More than 24,000 workers were hard at work over the weekend clearing up the damage caused by the explosion of a meteor slamming into Russia’s Ural mountains region.
The space rock landed in the central part of the country on Friday, with a blast that wounded approximately 1,200 people, many in the city of Chelyabinsk and including some 200 children.
The damage extended much farther, with the massive boom blowing out windows in thousands of buildings throughout the region.
The meteor that streaked across the Russian skies exploded with a force 30 times greater than the Hiroshima nuclear bomb, NASA scientists said.
They are still searching the area -- and beyond -- to find as many fragments from the space rock as possible for further study.
The powerful blast was picked up by 11 out of 45 infra-sound stations of the Comprehensive Nuclear Test Ban Treaty Organization (CTBTO) network. The organization’s stations are designed to track atomic blasts around the globe.
Most people were hurt by flying glass. People had rushed to their windows to see what the sudden bright flash of light in the sky was all about -- and the boom that followed shattered the glass, sending the needle-sharp shards flying everywhere.
“Window frames and glass have been restored on an area of 37,800 square meters. A total of 122 potential hazardous facilities have been inspected,” the Emergencies Center said in a statement, released via RIA Novosti.

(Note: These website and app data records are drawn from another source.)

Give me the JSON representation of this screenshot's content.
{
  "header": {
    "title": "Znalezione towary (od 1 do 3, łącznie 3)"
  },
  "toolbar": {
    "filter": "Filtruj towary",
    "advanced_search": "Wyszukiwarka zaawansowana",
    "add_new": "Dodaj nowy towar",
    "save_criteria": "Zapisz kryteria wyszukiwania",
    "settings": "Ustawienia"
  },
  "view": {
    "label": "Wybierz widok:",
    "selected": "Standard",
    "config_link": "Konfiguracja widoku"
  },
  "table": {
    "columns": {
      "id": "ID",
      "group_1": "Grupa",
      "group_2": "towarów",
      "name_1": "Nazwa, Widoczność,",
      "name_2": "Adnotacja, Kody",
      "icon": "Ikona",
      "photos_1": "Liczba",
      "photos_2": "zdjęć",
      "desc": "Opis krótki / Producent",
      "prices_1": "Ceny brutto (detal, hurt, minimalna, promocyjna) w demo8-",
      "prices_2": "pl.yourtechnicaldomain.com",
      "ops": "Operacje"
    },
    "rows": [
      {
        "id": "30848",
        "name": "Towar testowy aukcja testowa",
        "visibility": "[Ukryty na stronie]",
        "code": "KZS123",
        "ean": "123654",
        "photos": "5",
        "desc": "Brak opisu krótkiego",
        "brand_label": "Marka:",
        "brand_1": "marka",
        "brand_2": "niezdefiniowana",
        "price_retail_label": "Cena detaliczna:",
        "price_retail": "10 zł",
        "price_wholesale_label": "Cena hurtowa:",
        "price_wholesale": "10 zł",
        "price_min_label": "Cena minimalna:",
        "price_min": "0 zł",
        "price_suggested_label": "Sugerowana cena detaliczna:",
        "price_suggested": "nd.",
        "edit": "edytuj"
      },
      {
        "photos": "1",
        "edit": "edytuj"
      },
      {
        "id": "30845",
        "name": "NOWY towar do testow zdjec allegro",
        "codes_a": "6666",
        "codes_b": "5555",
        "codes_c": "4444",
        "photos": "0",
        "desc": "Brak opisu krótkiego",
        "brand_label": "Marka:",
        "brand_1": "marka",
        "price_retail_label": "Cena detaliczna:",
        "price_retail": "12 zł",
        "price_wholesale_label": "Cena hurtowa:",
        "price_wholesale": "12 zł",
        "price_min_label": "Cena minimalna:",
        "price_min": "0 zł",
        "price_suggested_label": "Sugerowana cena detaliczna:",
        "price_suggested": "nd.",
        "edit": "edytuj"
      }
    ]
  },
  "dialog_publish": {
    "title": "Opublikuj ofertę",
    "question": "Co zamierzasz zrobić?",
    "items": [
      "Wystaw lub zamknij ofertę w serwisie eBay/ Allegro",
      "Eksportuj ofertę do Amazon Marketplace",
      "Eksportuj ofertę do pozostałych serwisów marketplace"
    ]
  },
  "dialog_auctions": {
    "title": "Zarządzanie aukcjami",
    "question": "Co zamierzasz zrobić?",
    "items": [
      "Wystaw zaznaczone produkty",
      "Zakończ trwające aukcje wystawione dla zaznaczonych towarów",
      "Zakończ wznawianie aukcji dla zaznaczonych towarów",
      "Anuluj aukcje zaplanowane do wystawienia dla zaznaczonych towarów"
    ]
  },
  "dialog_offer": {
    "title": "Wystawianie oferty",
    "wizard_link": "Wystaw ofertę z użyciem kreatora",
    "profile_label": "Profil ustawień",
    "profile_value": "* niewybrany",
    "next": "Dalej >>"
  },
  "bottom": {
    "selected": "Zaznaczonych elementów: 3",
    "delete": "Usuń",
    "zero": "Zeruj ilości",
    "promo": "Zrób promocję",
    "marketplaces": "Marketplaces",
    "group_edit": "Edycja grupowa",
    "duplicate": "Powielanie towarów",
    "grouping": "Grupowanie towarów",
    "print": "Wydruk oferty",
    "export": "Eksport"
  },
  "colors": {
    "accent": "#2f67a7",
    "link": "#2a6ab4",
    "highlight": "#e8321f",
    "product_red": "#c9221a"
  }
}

By 6:00 a.m. Sunday local time, window glass had been replaced in 1,658 residential buildings, 34 health care organizations, 62 education institutions and four social facilities, according to the Center.